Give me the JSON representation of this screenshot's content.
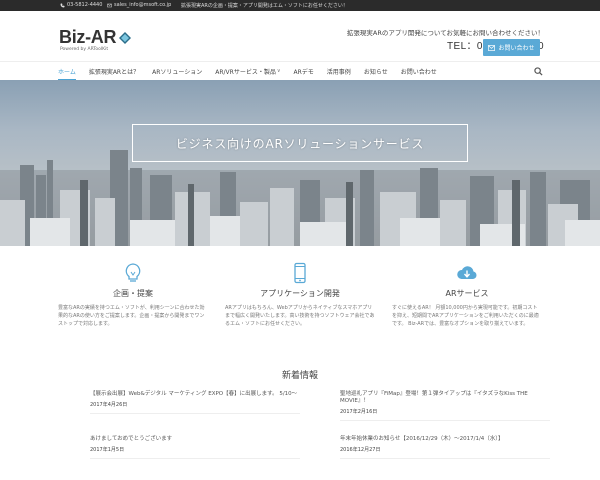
{
  "topbar": {
    "phone": "03-5812-4440",
    "email": "sales_info@msoft.co.jp",
    "tagline": "拡張現実ARの企画・提案・アプリ開発はエム・ソフトにお任せください！"
  },
  "header": {
    "logo_text": "Biz-AR",
    "logo_sub": "Powered by ARToolKit",
    "contact_message": "拡張現実ARのアプリ開発についてお気軽にお問い合わせください！",
    "tel": "TEL：03-5812-4440",
    "inquiry_label": "お問い合わせ"
  },
  "nav": {
    "items": [
      {
        "label": "ホーム"
      },
      {
        "label": "拡張現実ARとは？"
      },
      {
        "label": "ARソリューション"
      },
      {
        "label": "AR/VRサービス・製品"
      },
      {
        "label": "ARデモ"
      },
      {
        "label": "活用事例"
      },
      {
        "label": "お知らせ"
      },
      {
        "label": "お問い合わせ"
      }
    ],
    "caret": "∨"
  },
  "hero": {
    "title": "ビジネス向けのARソリューションサービス"
  },
  "features": [
    {
      "title": "企画・提案",
      "text": "豊富なARの実績を持つエム・ソフトが、利用シーンに合わせた効果的なARの使い方をご提案します。企画・提案から開発までワンストップで対応します。"
    },
    {
      "title": "アプリケーション開発",
      "text": "ARアプリはもちろん、Webアプリからネイティブなスマホアプリまで幅広く開発いたします。高い技術を持つソフトウェア会社であるエム・ソフトにお任せください。"
    },
    {
      "title": "ARサービス",
      "text": "すぐに使えるAR！ 月額10,000円から実現可能です。初期コストを抑え、短期間でARアプリケーションをご利用いただくのに最適です。 Biz-ARでは、豊富なオプションを取り揃えています。"
    }
  ],
  "news": {
    "title": "新着情報",
    "items": [
      {
        "title": "【展示会出展】Web&デジタル マーケティング EXPO【春】に出展します。 5/10〜",
        "date": "2017年4月26日"
      },
      {
        "title": "聖地巡礼アプリ『FiMap』登場！第１弾タイアップは『イタズラなKiss THE MOVIE』！",
        "date": "2017年2月16日"
      },
      {
        "title": "あけましておめでとうございます",
        "date": "2017年1月5日"
      },
      {
        "title": "年末年始休業のお知らせ【2016/12/29（木）〜2017/1/4（水）】",
        "date": "2016年12月27日"
      }
    ]
  },
  "colors": {
    "accent": "#4aa3d4",
    "topbar": "#2b2b2b",
    "button": "#5aa9d6"
  }
}
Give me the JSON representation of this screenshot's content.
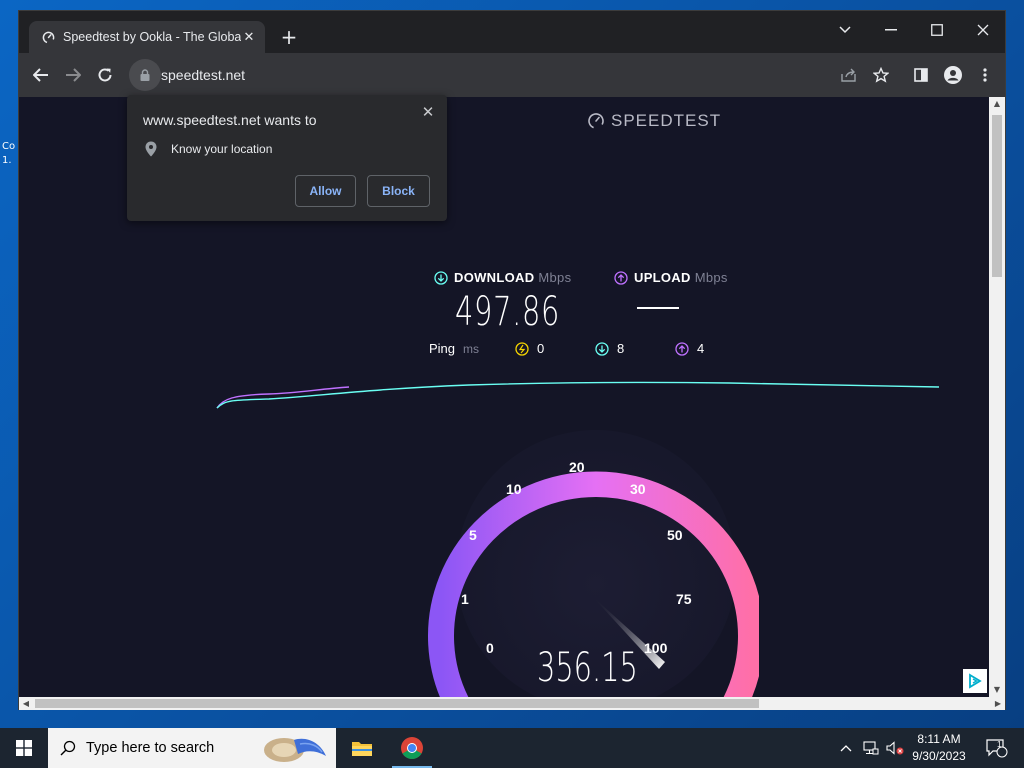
{
  "desktop": {
    "icon_label": "Co 1."
  },
  "browser": {
    "tab_title": "Speedtest by Ookla - The Global",
    "url": "speedtest.net"
  },
  "permission_prompt": {
    "title": "www.speedtest.net wants to",
    "request": "Know your location",
    "allow_label": "Allow",
    "block_label": "Block"
  },
  "speedtest": {
    "brand": "SPEEDTEST",
    "download_label": "DOWNLOAD",
    "download_unit": "Mbps",
    "download_value": "497.86",
    "upload_label": "UPLOAD",
    "upload_unit": "Mbps",
    "ping_label": "Ping",
    "ping_unit": "ms",
    "ping_idle": "0",
    "ping_download": "8",
    "ping_upload": "4",
    "gauge_ticks": [
      "0",
      "1",
      "5",
      "10",
      "20",
      "30",
      "50",
      "75",
      "100"
    ],
    "gauge_value": "356.15",
    "colors": {
      "download": "#6afff3",
      "upload": "#bf71ff",
      "ping": "#f5d400",
      "gauge_start": "#8c56f5",
      "gauge_end": "#ff6fa8"
    }
  },
  "taskbar": {
    "search_placeholder": "Type here to search",
    "time": "8:11 AM",
    "date": "9/30/2023",
    "notification_count": "1"
  }
}
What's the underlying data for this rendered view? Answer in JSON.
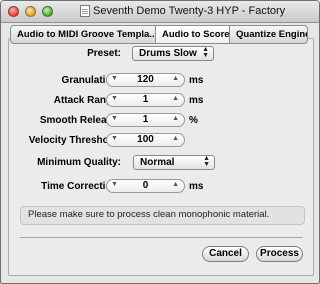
{
  "window": {
    "title": "Seventh Demo Twenty-3 HYP - Factory"
  },
  "tabs": [
    {
      "label": "Audio to MIDI Groove Templa..."
    },
    {
      "label": "Audio to Score"
    },
    {
      "label": "Quantize Engine"
    }
  ],
  "selected_tab": "Audio to Score",
  "form": {
    "preset": {
      "label": "Preset:",
      "value": "Drums Slow"
    },
    "granulation": {
      "label": "Granulation:",
      "value": "120",
      "unit": "ms"
    },
    "attack_range": {
      "label": "Attack Range:",
      "value": "1",
      "unit": "ms"
    },
    "smooth_release": {
      "label": "Smooth Release:",
      "value": "1",
      "unit": "%"
    },
    "velocity_threshold": {
      "label": "Velocity Threshold:",
      "value": "100"
    },
    "minimum_quality": {
      "label": "Minimum Quality:",
      "value": "Normal"
    },
    "time_correction": {
      "label": "Time Correction:",
      "value": "0",
      "unit": "ms"
    }
  },
  "message": "Please make sure to process clean monophonic material.",
  "buttons": {
    "cancel": "Cancel",
    "process": "Process"
  },
  "icons": {
    "popup_arrows": "up-down-arrows-icon",
    "stepper": "stepper-arrows-icon"
  }
}
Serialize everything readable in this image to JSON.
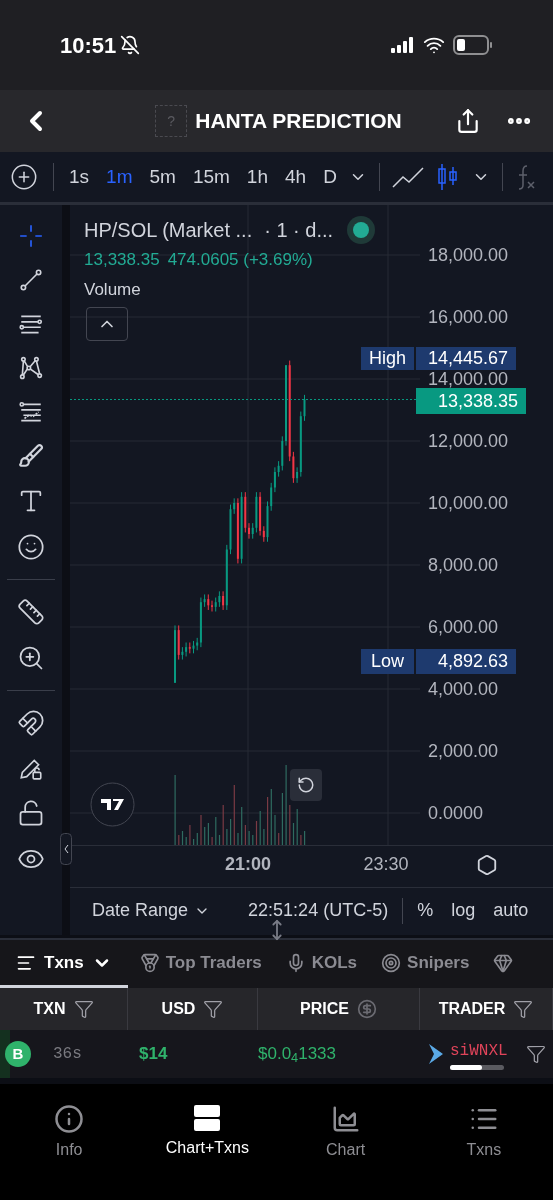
{
  "status_bar": {
    "time": "10:51"
  },
  "header": {
    "logo_placeholder": "?",
    "title": "HANTA PREDICTION"
  },
  "intervals": [
    {
      "label": "1s",
      "selected": false
    },
    {
      "label": "1m",
      "selected": true
    },
    {
      "label": "5m",
      "selected": false
    },
    {
      "label": "15m",
      "selected": false
    },
    {
      "label": "1h",
      "selected": false
    },
    {
      "label": "4h",
      "selected": false
    },
    {
      "label": "D",
      "selected": false
    }
  ],
  "chart_styles": [
    {
      "kind": "line",
      "selected": false
    },
    {
      "kind": "candles",
      "selected": true
    }
  ],
  "drawing_tools": [
    {
      "kind": "crosshair",
      "selected": true
    },
    {
      "kind": "trend-line",
      "selected": false
    },
    {
      "kind": "parallel-lines",
      "selected": false
    },
    {
      "kind": "pattern",
      "selected": false
    },
    {
      "kind": "fib",
      "selected": false
    },
    {
      "kind": "brush",
      "selected": false
    },
    {
      "kind": "text",
      "selected": false
    },
    {
      "kind": "emoji",
      "selected": false
    },
    {
      "kind": "divider"
    },
    {
      "kind": "ruler",
      "selected": false
    },
    {
      "kind": "zoom",
      "selected": false
    },
    {
      "kind": "divider"
    },
    {
      "kind": "magnet",
      "selected": false
    },
    {
      "kind": "pencil-lock",
      "selected": false
    },
    {
      "kind": "unlock",
      "selected": false
    },
    {
      "kind": "eye",
      "selected": false
    }
  ],
  "chart": {
    "symbol": "HP/SOL (Market ...",
    "interval": "· 1 · d...",
    "live": true,
    "last": "13,338.35",
    "change": "474.0605 (+3.69%)",
    "indicator": "Volume",
    "price_axis": [
      "18,000.00",
      "16,000.00",
      "14,000.00",
      "12,000.00",
      "10,000.00",
      "8,000.00",
      "6,000.00",
      "4,000.00",
      "2,000.00",
      "0.0000"
    ],
    "time_axis": [
      "21:00",
      "23:30"
    ],
    "high": {
      "label": "High",
      "value": "14,445.67"
    },
    "current_price": "13,338.35",
    "low": {
      "label": "Low",
      "value": "4,892.63"
    }
  },
  "range_bar": {
    "date_range": "Date Range",
    "clock": "22:51:24 (UTC-5)",
    "options": [
      "%",
      "log",
      "auto"
    ]
  },
  "tabs": [
    {
      "kind": "list",
      "label": "Txns",
      "selected": true
    },
    {
      "kind": "medal",
      "label": "Top Traders",
      "selected": false
    },
    {
      "kind": "mic",
      "label": "KOLs",
      "selected": false
    },
    {
      "kind": "target",
      "label": "Snipers",
      "selected": false
    },
    {
      "kind": "gem",
      "selected": false
    }
  ],
  "table": {
    "columns": [
      {
        "label": "TXN",
        "kind": "filter"
      },
      {
        "label": "USD",
        "kind": "filter"
      },
      {
        "label": "PRICE",
        "kind": "currency"
      },
      {
        "label": "TRADER",
        "kind": "filter"
      }
    ],
    "rows": [
      {
        "kind": "buy",
        "side": "B",
        "age": "36s",
        "usd": "$14",
        "price": "$0.0$_{4}$1333",
        "trader": "siWNXL",
        "level": 0.6
      }
    ]
  },
  "nav": [
    {
      "kind": "info",
      "label": "Info",
      "selected": false
    },
    {
      "kind": "split",
      "label": "Chart+Txns",
      "selected": true
    },
    {
      "kind": "chart",
      "label": "Chart",
      "selected": false
    },
    {
      "kind": "list",
      "label": "Txns",
      "selected": false
    }
  ]
}
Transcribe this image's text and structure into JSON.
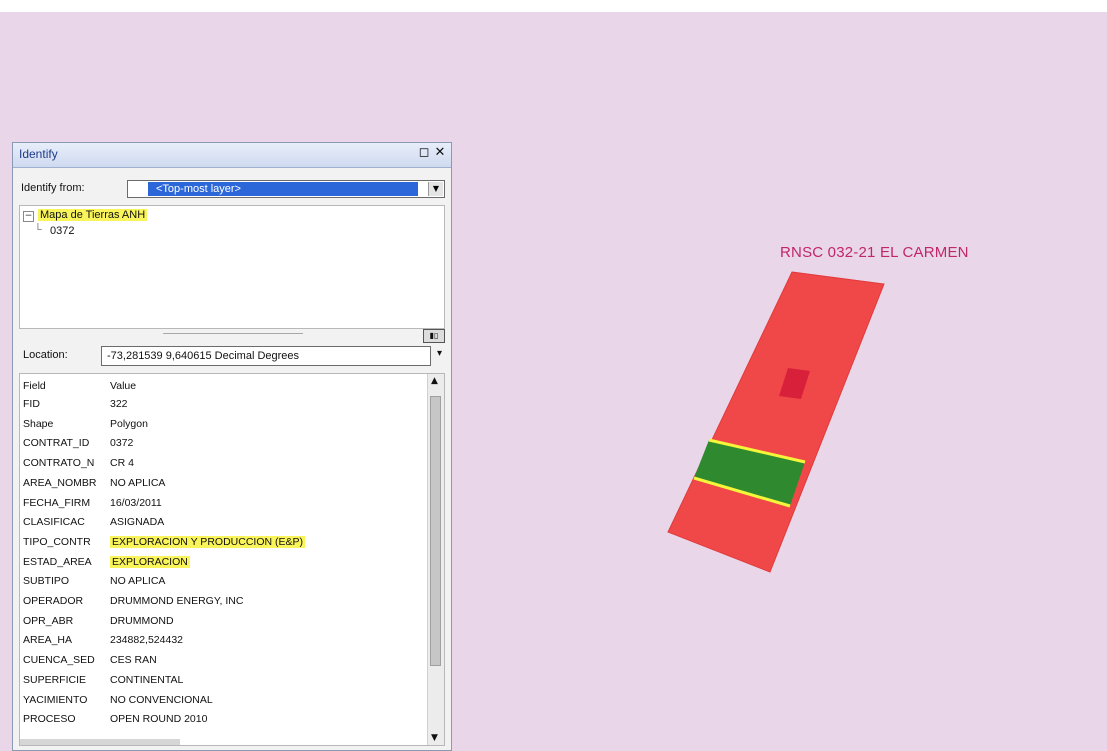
{
  "identify": {
    "title": "Identify",
    "close_glyph": "✕",
    "restore_glyph": "◻",
    "identify_from_label": "Identify from:",
    "identify_from_value": "<Top-most layer>",
    "tree": {
      "layer_name": "Mapa de Tierras ANH",
      "feature_id": "0372",
      "expander": "−"
    },
    "location_label": "Location:",
    "location_value": "-73,281539  9,640615 Decimal Degrees",
    "table": {
      "header_field": "Field",
      "header_value": "Value",
      "rows": [
        {
          "field": "FID",
          "value": "322"
        },
        {
          "field": "Shape",
          "value": "Polygon"
        },
        {
          "field": "CONTRAT_ID",
          "value": "0372"
        },
        {
          "field": "CONTRATO_N",
          "value": "CR 4"
        },
        {
          "field": "AREA_NOMBR",
          "value": "NO APLICA"
        },
        {
          "field": "FECHA_FIRM",
          "value": "16/03/2011"
        },
        {
          "field": "CLASIFICAC",
          "value": "ASIGNADA"
        },
        {
          "field": "TIPO_CONTR",
          "value": "EXPLORACION Y PRODUCCION (E&P)"
        },
        {
          "field": "ESTAD_AREA",
          "value": "EXPLORACION"
        },
        {
          "field": "SUBTIPO",
          "value": "NO APLICA"
        },
        {
          "field": "OPERADOR",
          "value": "DRUMMOND ENERGY, INC"
        },
        {
          "field": "OPR_ABR",
          "value": "DRUMMOND"
        },
        {
          "field": "AREA_HA",
          "value": "234882,524432"
        },
        {
          "field": "CUENCA_SED",
          "value": "CES RAN"
        },
        {
          "field": "SUPERFICIE",
          "value": "CONTINENTAL"
        },
        {
          "field": "YACIMIENTO",
          "value": "NO CONVENCIONAL"
        },
        {
          "field": "PROCESO",
          "value": "OPEN ROUND 2010"
        }
      ]
    }
  },
  "map": {
    "label": "RNSC 032-21 EL CARMEN",
    "colors": {
      "background": "#e9d6e9",
      "block_fill": "#f04848",
      "inner_square": "#d9203a",
      "band_fill": "#2f8a2f",
      "band_edge": "#f5f53a",
      "label": "#c0266a"
    }
  },
  "highlight_color": "#f8f45a"
}
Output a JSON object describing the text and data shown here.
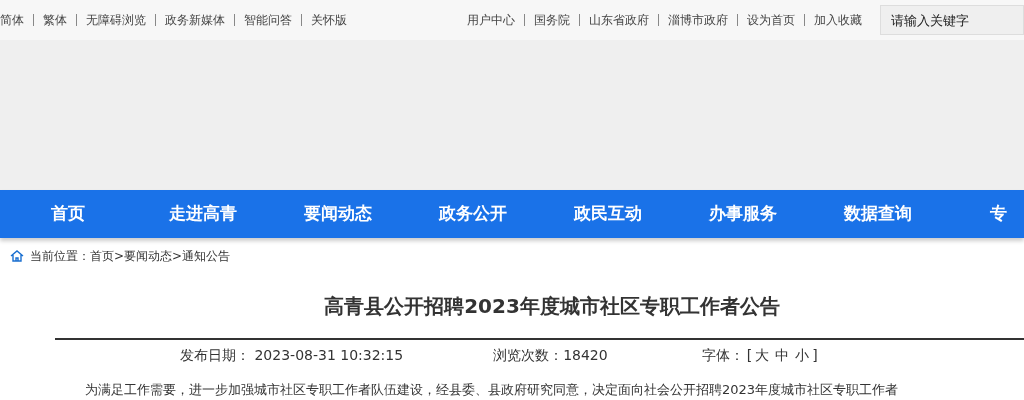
{
  "top_bar": {
    "left_links": [
      "简体",
      "繁体",
      "无障碍浏览",
      "政务新媒体",
      "智能问答",
      "关怀版"
    ],
    "right_links": [
      "用户中心",
      "国务院",
      "山东省政府",
      "淄博市政府",
      "设为首页",
      "加入收藏"
    ],
    "search": {
      "placeholder": "请输入关键字"
    }
  },
  "nav": [
    "首页",
    "走进高青",
    "要闻动态",
    "政务公开",
    "政民互动",
    "办事服务",
    "数据查询",
    "专"
  ],
  "breadcrumb": {
    "label": "当前位置：",
    "path": "首页>要闻动态>通知公告"
  },
  "article": {
    "title": "高青县公开招聘2023年度城市社区专职工作者公告",
    "date_label": "发布日期：",
    "date": "2023-08-31 10:32:15",
    "views_label": "浏览次数：",
    "views": "18420",
    "font_label": "字体：",
    "font_brackets": [
      "[",
      "]"
    ],
    "font_sizes": [
      "大",
      "中",
      "小"
    ],
    "body": "为满足工作需要，进一步加强城市社区专职工作者队伍建设，经县委、县政府研究同意，决定面向社会公开招聘2023年度城市社区专职工作者"
  }
}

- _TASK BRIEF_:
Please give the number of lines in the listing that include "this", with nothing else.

- _WORKED SOLUTION_:
5